Community Flint Water Crisis Headlines Health and Wellness Local News National News Technology

Local water testing lab celebrates grand opening, already having received national recognition

An innovative approach and collaborative community involvement has already received national recognition including the 2020 US Water Prize.

On Friday, October 9th,  The McKenzie Patrice Croom Flint Community Lab, part of the Flint Development Center, celebrated its grand opening with a live streamed virtual event featuring lab staff and students, partners, community leaders and funders ending with a ceremonial ribbon cutting.

The Flint Community Lab is named in honor of McKenzie Patrice Croom, whose father Juwan Croom is a life-long Flint resident and the son of Sharon Reeves and Michael Harris, a founding partner of Flint Development Center. McKenzie Croom was born with seizures that were complicated by her exposure to Flint’s drinking water. She was only 2 years old but so strong, full of life and a true fighter at heart-she represents the need for the community to know and trust that their families have safe drinking water in their homes.

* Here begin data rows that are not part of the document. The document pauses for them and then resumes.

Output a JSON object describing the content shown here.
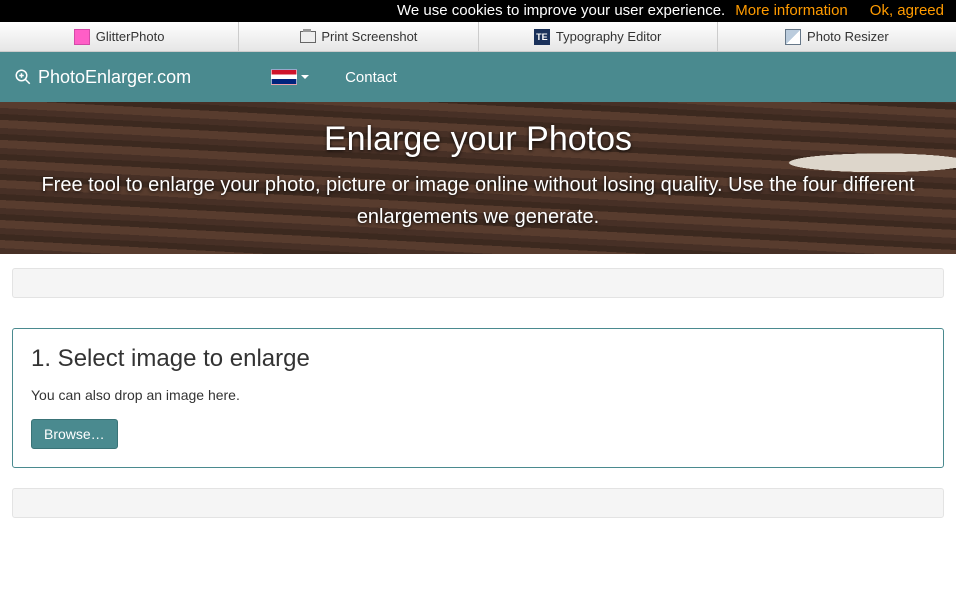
{
  "cookie": {
    "message": "We use cookies to improve your user experience.",
    "more": "More information",
    "ok": "Ok, agreed"
  },
  "tabs": {
    "glitter": "GlitterPhoto",
    "print": "Print Screenshot",
    "typo_badge": "TE",
    "typo": "Typography Editor",
    "resize": "Photo Resizer"
  },
  "nav": {
    "brand": "PhotoEnlarger.com",
    "contact": "Contact"
  },
  "hero": {
    "title": "Enlarge your Photos",
    "subtitle": "Free tool to enlarge your photo, picture or image online without losing quality. Use the four different enlargements we generate."
  },
  "step1": {
    "title": "1. Select image to enlarge",
    "hint": "You can also drop an image here.",
    "browse": "Browse…"
  }
}
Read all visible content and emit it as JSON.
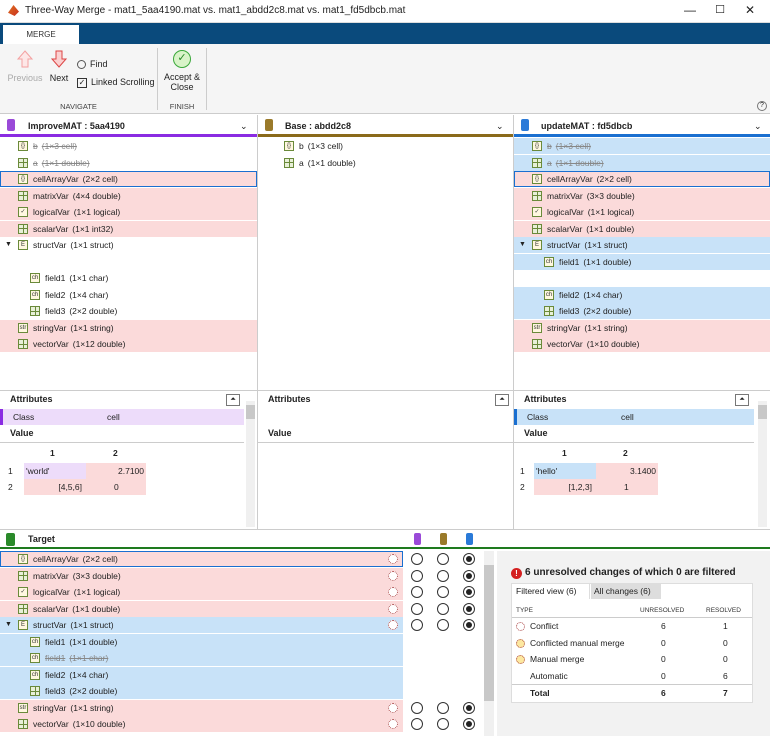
{
  "window": {
    "title": "Three-Way Merge - mat1_5aa4190.mat vs. mat1_abdd2c8.mat vs. mat1_fd5dbcb.mat"
  },
  "tabs": {
    "merge": "MERGE"
  },
  "toolbar": {
    "previous": "Previous",
    "next": "Next",
    "find": "Find",
    "linked_scrolling": "Linked Scrolling",
    "accept_close": "Accept &",
    "accept_close2": "Close",
    "navigate": "NAVIGATE",
    "finish": "FINISH"
  },
  "left": {
    "title": "ImproveMAT : 5aa4190",
    "rows": [
      {
        "name": "b",
        "type": "(1×3 cell)",
        "cls": "strike",
        "bg": ""
      },
      {
        "name": "a",
        "type": "(1×1 double)",
        "cls": "strike",
        "bg": ""
      },
      {
        "name": "cellArrayVar",
        "type": "(2×2 cell)",
        "cls": "",
        "bg": "pink"
      },
      {
        "name": "matrixVar",
        "type": "(4×4 double)",
        "cls": "",
        "bg": "pink"
      },
      {
        "name": "logicalVar",
        "type": "(1×1 logical)",
        "cls": "",
        "bg": "pink"
      },
      {
        "name": "scalarVar",
        "type": "(1×1 int32)",
        "cls": "",
        "bg": "pink"
      },
      {
        "name": "structVar",
        "type": "(1×1 struct)",
        "cls": "",
        "bg": ""
      },
      {
        "name": "",
        "type": "",
        "cls": "",
        "bg": ""
      },
      {
        "name": "field1",
        "type": "(1×1 char)",
        "cls": "",
        "bg": ""
      },
      {
        "name": "field2",
        "type": "(1×4 char)",
        "cls": "",
        "bg": ""
      },
      {
        "name": "field3",
        "type": "(2×2 double)",
        "cls": "",
        "bg": ""
      },
      {
        "name": "stringVar",
        "type": "(1×1 string)",
        "cls": "",
        "bg": "pink"
      },
      {
        "name": "vectorVar",
        "type": "(1×12 double)",
        "cls": "",
        "bg": "pink"
      }
    ],
    "attributes": "Attributes",
    "class_label": "Class",
    "class_value": "cell",
    "value_label": "Value",
    "grid_cols": [
      "1",
      "2"
    ],
    "grid_rows": [
      [
        "1",
        "'world'",
        "2.7100"
      ],
      [
        "2",
        "[4,5,6]",
        "0"
      ]
    ]
  },
  "base": {
    "title": "Base : abdd2c8",
    "rows": [
      {
        "name": "b",
        "type": "(1×3 cell)"
      },
      {
        "name": "a",
        "type": "(1×1 double)"
      }
    ],
    "attributes": "Attributes",
    "value_label": "Value"
  },
  "right": {
    "title": "updateMAT : fd5dbcb",
    "rows": [
      {
        "name": "b",
        "type": "(1×3 cell)",
        "cls": "strike",
        "bg": "blue"
      },
      {
        "name": "a",
        "type": "(1×1 double)",
        "cls": "strike",
        "bg": "blue"
      },
      {
        "name": "cellArrayVar",
        "type": "(2×2 cell)",
        "cls": "",
        "bg": "pink"
      },
      {
        "name": "matrixVar",
        "type": "(3×3 double)",
        "cls": "",
        "bg": "pink"
      },
      {
        "name": "logicalVar",
        "type": "(1×1 logical)",
        "cls": "",
        "bg": "pink"
      },
      {
        "name": "scalarVar",
        "type": "(1×1 double)",
        "cls": "",
        "bg": "pink"
      },
      {
        "name": "structVar",
        "type": "(1×1 struct)",
        "cls": "",
        "bg": "blue"
      },
      {
        "name": "field1",
        "type": "(1×1 double)",
        "cls": "",
        "bg": "blue"
      },
      {
        "name": "",
        "type": "",
        "cls": "",
        "bg": ""
      },
      {
        "name": "field2",
        "type": "(1×4 char)",
        "cls": "",
        "bg": "blue"
      },
      {
        "name": "field3",
        "type": "(2×2 double)",
        "cls": "",
        "bg": "blue"
      },
      {
        "name": "stringVar",
        "type": "(1×1 string)",
        "cls": "",
        "bg": "pink"
      },
      {
        "name": "vectorVar",
        "type": "(1×10 double)",
        "cls": "",
        "bg": "pink"
      }
    ],
    "attributes": "Attributes",
    "class_label": "Class",
    "class_value": "cell",
    "value_label": "Value",
    "grid_cols": [
      "1",
      "2"
    ],
    "grid_rows": [
      [
        "1",
        "'hello'",
        "3.1400"
      ],
      [
        "2",
        "[1,2,3]",
        "1"
      ]
    ]
  },
  "target": {
    "title": "Target",
    "rows": [
      {
        "name": "cellArrayVar",
        "type": "(2×2 cell)",
        "cls": "",
        "bg": "pink",
        "sel": 2
      },
      {
        "name": "matrixVar",
        "type": "(3×3 double)",
        "cls": "",
        "bg": "pink",
        "sel": 2
      },
      {
        "name": "logicalVar",
        "type": "(1×1 logical)",
        "cls": "",
        "bg": "pink",
        "sel": 2
      },
      {
        "name": "scalarVar",
        "type": "(1×1 double)",
        "cls": "",
        "bg": "pink",
        "sel": 2
      },
      {
        "name": "structVar",
        "type": "(1×1 struct)",
        "cls": "",
        "bg": "blue",
        "sel": 2
      },
      {
        "name": "field1",
        "type": "(1×1 double)",
        "cls": "",
        "bg": "blue",
        "sel": -1
      },
      {
        "name": "field1",
        "type": "(1×1 char)",
        "cls": "strike",
        "bg": "blue",
        "sel": -1
      },
      {
        "name": "field2",
        "type": "(1×4 char)",
        "cls": "",
        "bg": "blue",
        "sel": -1
      },
      {
        "name": "field3",
        "type": "(2×2 double)",
        "cls": "",
        "bg": "blue",
        "sel": -1
      },
      {
        "name": "stringVar",
        "type": "(1×1 string)",
        "cls": "",
        "bg": "pink",
        "sel": 2
      },
      {
        "name": "vectorVar",
        "type": "(1×10 double)",
        "cls": "",
        "bg": "pink",
        "sel": 2
      }
    ]
  },
  "summary": {
    "headline": "6 unresolved changes of which 0 are filtered",
    "tab_filtered": "Filtered view (6)",
    "tab_all": "All changes (6)",
    "col_type": "TYPE",
    "col_unresolved": "UNRESOLVED",
    "col_resolved": "RESOLVED",
    "rows": [
      {
        "type": "Conflict",
        "unresolved": "6",
        "resolved": "1"
      },
      {
        "type": "Conflicted manual merge",
        "unresolved": "0",
        "resolved": "0"
      },
      {
        "type": "Manual merge",
        "unresolved": "0",
        "resolved": "0"
      },
      {
        "type": "Automatic",
        "unresolved": "0",
        "resolved": "6"
      }
    ],
    "total_label": "Total",
    "total_unresolved": "6",
    "total_resolved": "7"
  },
  "colors": {
    "accent": "#0a4a7c",
    "left": "#8a2be2",
    "base": "#8a6a1a",
    "right": "#1a6fd0",
    "target": "#1e7a1e",
    "conflict": "#fbdada",
    "change": "#c8e2f8"
  }
}
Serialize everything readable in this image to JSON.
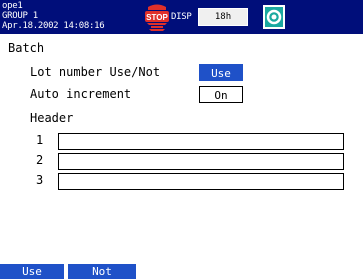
{
  "status": {
    "user": "ope1",
    "group": "GROUP 1",
    "datetime": "Apr.18.2002 14:08:16",
    "stop_icon_text": "STOP",
    "disp_label": "DISP",
    "interval": "18h",
    "media_icon": "memory-card-icon"
  },
  "page": {
    "title": "Batch",
    "lot_label": "Lot number Use/Not",
    "lot_value": "Use",
    "auto_label": "Auto increment",
    "auto_value": "On",
    "header_title": "Header",
    "header_fields": [
      {
        "num": "1",
        "value": ""
      },
      {
        "num": "2",
        "value": ""
      },
      {
        "num": "3",
        "value": ""
      }
    ]
  },
  "softkeys": [
    "Use",
    "Not"
  ],
  "colors": {
    "statusbar": "#000e7a",
    "selected": "#1f51c8",
    "stop_icon": "#e0302a"
  }
}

With the lab now fully functional, teams of students and volunteers will take and analyze water samples, survey homeowners, and provide filter, fixture and plumbing education.

This coordinated vision for this community lab provides Flint residents a long-term trusted source for water tests, a place where residents can go to have their water tested for lead and other heavy metals at no cost. Testing will be free for the first three years, and staff at the Flint Community Lab aim to test tap water from every occupied household in Flint by the end of 2022.

April 2014 marked the beginning of the Flint Water Crisis. The cameras may be gone from Flint, but the real truth is that for many still living there, the crisis isn’t over.  Trust in the drinking water and government waned after the Flint water crisis, which resulted in roughly 140,000 people being exposed to lead contaminated drinking water between April 2014 and October 2015.

Shelly Sparks, director of the Flint Development Center, hopes that the community lab will provide an opportunity for Flint to be a model as an innovative approach for the community to take the lead to gather data, analyze, and find solutions to our future water issues.

The success of this project to date is due to the commitment of Flint Development Center and Freshwater Future along with the involvement from a host of dedicated partners.

To view virtual tour of Flint Community Lab, go to

Related posts

Senate expected to vote on Heroes Act following holiday after House passed


The Flint Courier News gets crucial vaccination distribution information for Genesee County


Public meeting about rehabilitation/lane reconfiguration on Carpenter Road to take place this month


Leave a Comment

This website uses cookies to improve your experience. We'll assume you're ok with this, but you can opt-out if you wish. Accept Read More